On July 4th, I stepped out of the Denver Airport and into my daughter, Korey’s, car. Her first words were, “You wore hiking boots?” As in, “How embarrassing. What about this is appropriate traveling couture for Bobbe?” She told me we were going to hike, so I was ready. Besides, it saved about 13 pounds of dead weight in my suitcase. Back home, the neighbors were asking similar questions. Have you ever tried to break in a pair of hiking boots? For weeks, I had dog walked in them, mowed the lawn in them, and tromped through the house in them. Not pretty, but necessary.

Korey selected Devil’s Head, an hour from Denver, with her friend Laura, a flight attendant on a layover. A fun, little climb to the piece de resistance, Fire Tower Lookout, which apparently offers a glorious 360 degree view at the top. What they don’t tell you is that if the 2.8 mile hike doesn’t kill you, the ascent to the top, the 143 additional steps to the top will.

We began. “Here we go! What a great little workout this is going to be!” I proclaimed. Frequent trips to the gym for weeks, coupled with fervent dog walks, morning and evening, had prepared this body into optimal condition. Or so I thought. Shortly, I felt a winded. It was just that altitude change from Illinois to Colorado. Then the fatigue set in to the hamstrings. I suggested we pause to take a group selfie (i.e. rest). We resumed the hike. A few minutes later, it began to feel as if I was having a mammogram on my lungs and my legs were somebody else’s. Except the ache was real and it was mine. Waves of nausea swam around my head, which, was starting to feel like I had on horse blinders. You know, that feeling right before you pass out? Korey and Laura stopped graciously. And often. Progress was slow, but steady. At this rate, it would be the 5th of July before we were off this devil of a mountain. Chatter from other hikers spoke of the mid-way point ahead. “WHAT?” There was no way we’d only walked 1.4 miles. NO WAY. “I’ve got this!” I assured the girls, but a disappointed, defeated realization washed over me. “I can’t do this. this. Korey said, “Mom, if that guy with the beer belly can make it, surely you can.” But I could not. And I knew it was true. I waved the girls on, and waited for their descent.
Herds of hikers walked past. Old men and women, children, toddlers even,both fit and fat people paraded by me, looking like they were having fun; excited to see the glorious view at the top. 
After recovering at midpoint, I took photos for families and their friends. The parade of people started trickling back down the mountain. How about that 85 year old woman that had made it? And, oh my, the the variety of dogs! If being out-hiked by the old woman didn’t level my esteem, the dachshund definitely did.

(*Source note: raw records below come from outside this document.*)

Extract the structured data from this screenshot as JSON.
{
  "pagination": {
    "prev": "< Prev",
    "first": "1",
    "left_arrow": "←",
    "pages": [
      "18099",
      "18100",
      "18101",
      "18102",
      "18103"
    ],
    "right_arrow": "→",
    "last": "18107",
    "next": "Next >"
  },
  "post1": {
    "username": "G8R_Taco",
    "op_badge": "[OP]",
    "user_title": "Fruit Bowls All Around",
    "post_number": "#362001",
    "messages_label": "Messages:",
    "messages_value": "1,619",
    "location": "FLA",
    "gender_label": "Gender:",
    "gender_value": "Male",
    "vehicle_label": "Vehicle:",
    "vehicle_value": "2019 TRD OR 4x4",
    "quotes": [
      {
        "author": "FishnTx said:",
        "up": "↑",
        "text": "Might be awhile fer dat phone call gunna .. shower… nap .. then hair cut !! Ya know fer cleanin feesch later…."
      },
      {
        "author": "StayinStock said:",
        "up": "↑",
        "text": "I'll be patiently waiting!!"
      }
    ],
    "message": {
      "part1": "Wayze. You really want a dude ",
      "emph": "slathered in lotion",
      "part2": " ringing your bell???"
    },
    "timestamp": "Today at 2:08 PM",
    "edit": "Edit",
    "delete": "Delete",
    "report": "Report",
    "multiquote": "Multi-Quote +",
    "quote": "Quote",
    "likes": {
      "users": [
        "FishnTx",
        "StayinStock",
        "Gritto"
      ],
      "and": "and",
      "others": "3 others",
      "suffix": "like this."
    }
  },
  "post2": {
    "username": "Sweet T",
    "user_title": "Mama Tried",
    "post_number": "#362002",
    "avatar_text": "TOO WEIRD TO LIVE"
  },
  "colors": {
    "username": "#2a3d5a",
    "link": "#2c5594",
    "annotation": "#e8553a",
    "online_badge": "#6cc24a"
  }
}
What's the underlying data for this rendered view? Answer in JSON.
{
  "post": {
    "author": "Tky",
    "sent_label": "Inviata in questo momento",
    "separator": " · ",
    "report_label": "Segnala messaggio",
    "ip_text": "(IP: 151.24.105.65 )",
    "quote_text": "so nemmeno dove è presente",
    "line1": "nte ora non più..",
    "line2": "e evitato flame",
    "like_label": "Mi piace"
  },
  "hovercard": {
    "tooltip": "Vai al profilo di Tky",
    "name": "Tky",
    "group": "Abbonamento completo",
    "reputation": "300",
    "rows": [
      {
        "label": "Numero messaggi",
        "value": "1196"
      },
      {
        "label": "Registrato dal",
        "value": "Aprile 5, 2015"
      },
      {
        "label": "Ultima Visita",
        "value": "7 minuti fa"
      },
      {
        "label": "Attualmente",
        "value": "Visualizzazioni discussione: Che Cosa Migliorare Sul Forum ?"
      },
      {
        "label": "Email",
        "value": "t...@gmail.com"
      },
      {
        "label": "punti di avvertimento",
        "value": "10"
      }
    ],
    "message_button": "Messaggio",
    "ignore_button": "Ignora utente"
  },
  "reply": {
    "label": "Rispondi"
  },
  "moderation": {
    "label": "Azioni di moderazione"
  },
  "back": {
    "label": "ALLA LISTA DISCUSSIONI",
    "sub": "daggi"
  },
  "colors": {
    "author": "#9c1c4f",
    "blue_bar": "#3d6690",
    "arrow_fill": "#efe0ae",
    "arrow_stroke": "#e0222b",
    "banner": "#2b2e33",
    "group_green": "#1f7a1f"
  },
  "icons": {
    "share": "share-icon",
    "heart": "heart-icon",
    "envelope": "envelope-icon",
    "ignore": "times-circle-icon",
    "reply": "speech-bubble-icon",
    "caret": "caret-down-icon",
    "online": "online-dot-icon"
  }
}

With those short little legs? I’m such a slacker. But the real humbler was the Chihuahua. How is it that a pooch with less muscle on it than a chicken wing could conquer this mountain? It started to thunder and drizzle; I took cover in a rock formation until the girls found me.

I am happy to report the descent back down to the car was easy-peasy. The realization that no matter how determined, prepared or competitive I thought I was, the goddess, “Miss Altitude,” rules! Don’t ever doubt the she-devil of the hike. She will bring you to your knees. Granted, a hike on my first day in the mountains was a poor choice, but I doubt day 2, 3 or 4 would’ve been much better. Maybe a thimble-full of oxygen better. Maybe. The smartest and hardest thing to admit: when enough is enough. And it was. Best decision ever. Final score? Mother nature: 1, Bobbe: 0. If I had a a white flag, I’d stake it at the midway point. bw